In an observational or epidemiological study, researchers do not offer different treatments as part of the research. They study how certain ‘risk factors’ and disease outcomes are related.
Open label trials
In an open label trial, both you and your doctor will know which treatment you are receiving. This is the opposite of a double-blind trial (see blinding).
The term ‘open trial’ may refer to:
A trial that is still recruiting people or following them up. When a trial is closed, it stops recruiting people and following them up. The researchers collect and analyse the results, ready for publication
A trial where the researcher and the participant know which treatment they are receiving – they are not blinded (see blinding). This is usually called an ‘open label’ trial
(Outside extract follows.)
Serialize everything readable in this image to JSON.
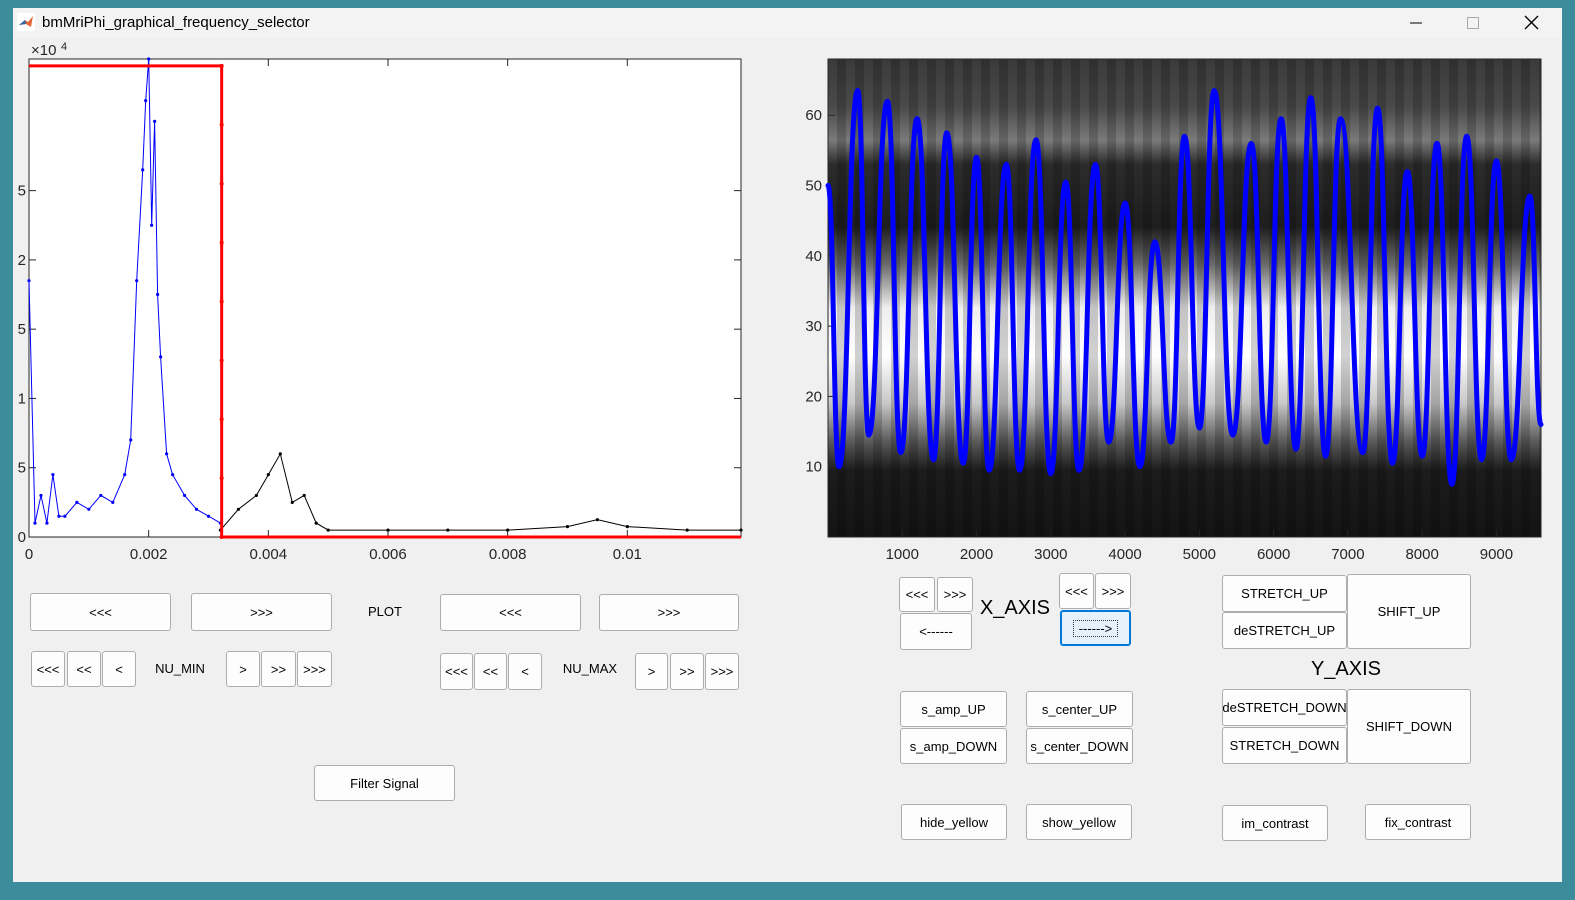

Outcomes are changes in a participant’s health state. For example an outcome might be that your blood pressure is reduced as a result of taking tablets prescribed by the doctor. Outcome measures are used to measure the effects of a treatment. They might include physical measurements – for example measuring blood pressure, or psychological measurements – for example measuring people’s sense of well-being. If someone takes part in research, they may be asked questions, or may be asked to have extra tests to assess how well the treatment or service has worked.